    Monday morning straight out of bed will counter most of the fluctuations and give you a basline reading... I think?
  • mikey_101

    Posts: 250

    Oct 06, 2011 10:32 AM GMT
    oops, just re-read your post, maybe I'm on a tangent?
  • Posted by a hidden member.
    Log in to view his profile

    Oct 06, 2011 10:52 AM GMT
    mikeymack saidUsing a colon got my boob post a lot of attention (perhaps too much considering how self conscious I am about lol) so I figured I'd try that method again.
    Like the title says is it law or just a guideline? Because since I've started that is not the way I've lost weight. Since I've started lifting, I'll be consistent for like a week or two then one day I'll be down like 3-4 pounds and from then on it stays there. I always equated this to an exchange of muscle and fat because its usually after my two off days that that I'll be down, but it says everywhere that that's not healthy. So I figured I'd get some opinions on the matter, should I eat more? or just be happy that the weight is going down lol

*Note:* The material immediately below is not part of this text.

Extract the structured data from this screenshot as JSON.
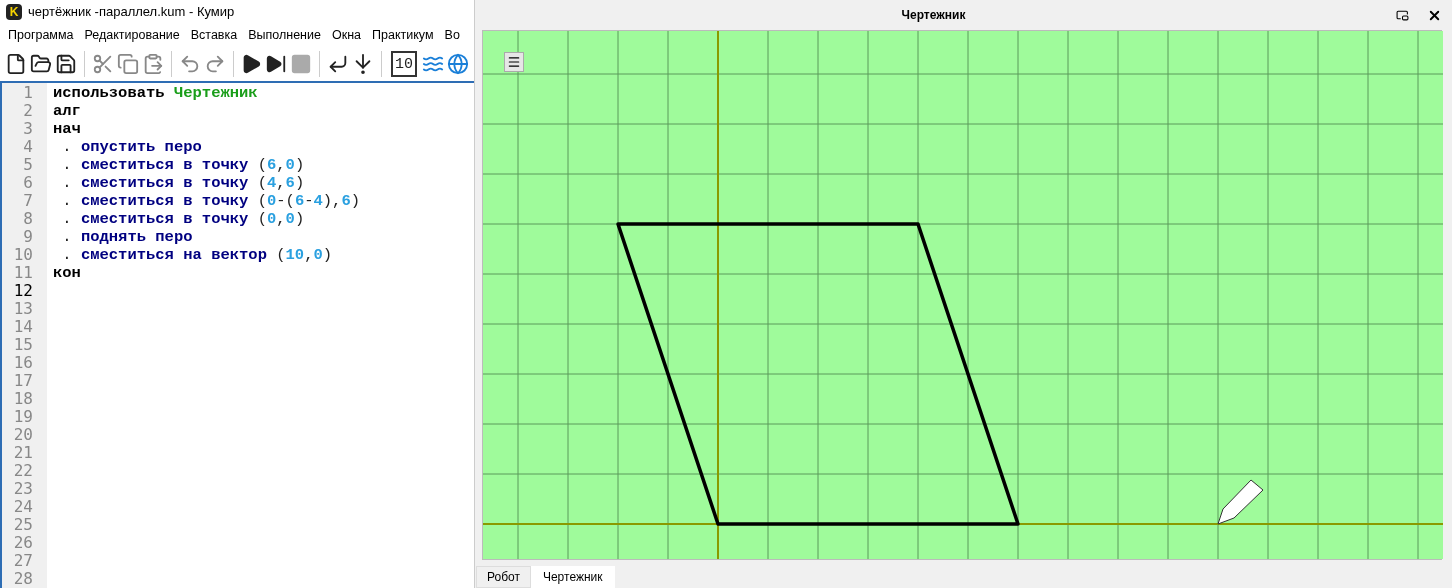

    I've found that weight loss patterns vary a lot. You kill yourself working out and nothing happens, and then after a day or two off and paying no attention to your diet, you're suddenly down. The next week, you might gain a pound, and the week after you make extra progress.

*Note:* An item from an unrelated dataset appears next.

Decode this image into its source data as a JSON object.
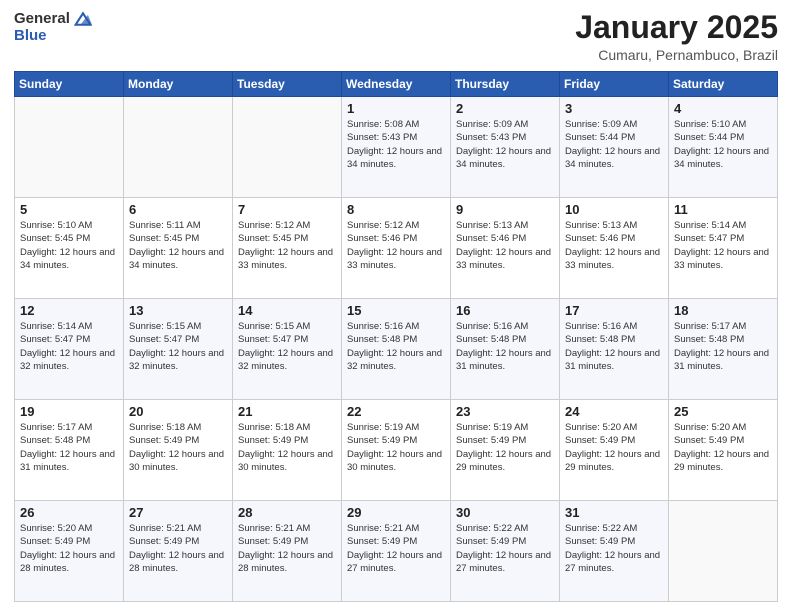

    The general direction matters a lot more than the daily specifics.
  • Posted by a hidden member.
    Log in to view his profile

    Oct 06, 2011 11:27 AM GMT
    I'm just here for the colon.
  • Posted by a hidden member.
    Log in to view his profile

    Oct 07, 2011 5:11 AM GMT
    The 1-2lbs/week is a guideline. Really, what you want to do is develop healthy habits. If you have healthy eating habits and you're losing 1-2 lbs/week then you'll have a better chance of keeping off the weight after you hit your goal. If you're focused on the diet as a temporary pathway to your goal weight, chances are that after you hit your goal weight you'll go right back to your old habits and put the weight back on.
    In answer to your question, if you're eating healthy and losing 3-4 lbs and feel well, then go with it. Make sure you're getting enough water, nutrients, and energy. Losing weight at the cost of creating new health problems is not something you want to do.
  • calibro

    Posts: 8888

    Oct 07, 2011 5:30 AM GMT
    Losing more than that can be unhealthy. It can stress your body, particularly your heart (and has been known to cause permanent heart damage in certain cases). Remember, if you're losing that much, you're having a caloric deficit of 500-1000 calories a day. Losing more than that is harsh on your body.